The Certificate program is one of the most comprehensive in Canada. It involves courses in Mediation, Facilitation, Negotiation, Circle Keeping, Dealing with Anger, Dealing with Strong Emotions and Resistance, Ethics and Conflict and Case Development. In addition, all graduates had to pass rigorous standards of a final assessment of mediation skills.

Professor Verner Smitheram, Director of the Centre stated that "the Mi'kmaq group demonstrated impressive dedication to their studies at the same time as they enhanced our program with their own traditions. These graduates showed remarkable social concerns that, I expect, in combination with their conflict resolving skills, will result in huge benefits to their communities."

"Today marks an important day for the Aboriginal community on Prince Edward Island," said Chief Darlene Bernard of Lennox Island First Nation. "With the Circle Keepers on PEI, we can now facilitate a better understanding between the Aboriginal community and the legal system."
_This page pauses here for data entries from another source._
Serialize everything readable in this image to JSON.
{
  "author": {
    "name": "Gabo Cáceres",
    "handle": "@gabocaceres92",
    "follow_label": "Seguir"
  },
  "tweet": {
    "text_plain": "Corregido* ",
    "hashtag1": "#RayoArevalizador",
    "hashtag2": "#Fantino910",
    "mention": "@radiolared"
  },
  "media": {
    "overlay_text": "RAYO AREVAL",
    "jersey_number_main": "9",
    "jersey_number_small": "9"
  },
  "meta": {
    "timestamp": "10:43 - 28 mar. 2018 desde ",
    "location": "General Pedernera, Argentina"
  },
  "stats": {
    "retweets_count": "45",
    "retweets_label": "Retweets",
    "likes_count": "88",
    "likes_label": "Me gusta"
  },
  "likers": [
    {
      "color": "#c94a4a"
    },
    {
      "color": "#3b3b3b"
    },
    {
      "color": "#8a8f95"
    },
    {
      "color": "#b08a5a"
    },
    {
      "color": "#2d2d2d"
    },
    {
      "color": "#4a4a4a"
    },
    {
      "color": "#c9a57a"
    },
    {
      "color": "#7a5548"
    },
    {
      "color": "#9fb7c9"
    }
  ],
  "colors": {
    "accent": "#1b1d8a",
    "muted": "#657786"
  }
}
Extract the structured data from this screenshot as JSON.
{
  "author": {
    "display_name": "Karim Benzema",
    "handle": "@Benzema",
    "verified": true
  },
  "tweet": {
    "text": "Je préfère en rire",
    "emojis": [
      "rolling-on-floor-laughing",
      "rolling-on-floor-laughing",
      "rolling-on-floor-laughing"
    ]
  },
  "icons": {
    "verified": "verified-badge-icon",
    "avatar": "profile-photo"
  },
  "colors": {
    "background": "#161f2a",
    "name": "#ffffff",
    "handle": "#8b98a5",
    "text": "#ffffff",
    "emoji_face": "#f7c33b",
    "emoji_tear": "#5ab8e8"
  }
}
The circle process, in conjunction with community support, introduces opportunities to help prevent Aboriginal people from entering the mainstream legal justice system. The Mi'kmaq Confederacy of PEI Aboriginal Justice Program (MCPEI AJP) endeavors to create a system that provides Aboriginal people with access to traditional forms of culturally appropriate justice. The MCPEI AJP provided the funding for the graduates, who completed 210 hours of training to become certified Circle Keepers.

The graduation ceremony featured the Sunrise Singers who performed the Eagle and Honour song. A painting by Gilbert Sark was also unveiled. The convocation address was given by Graydon Nicholas who was the first Aboriginal called to the bar east of Toronto in 1971. Nick Lewis of Lennox Island was the Class Valedictorian.


Kate Harbinson
Communications assistant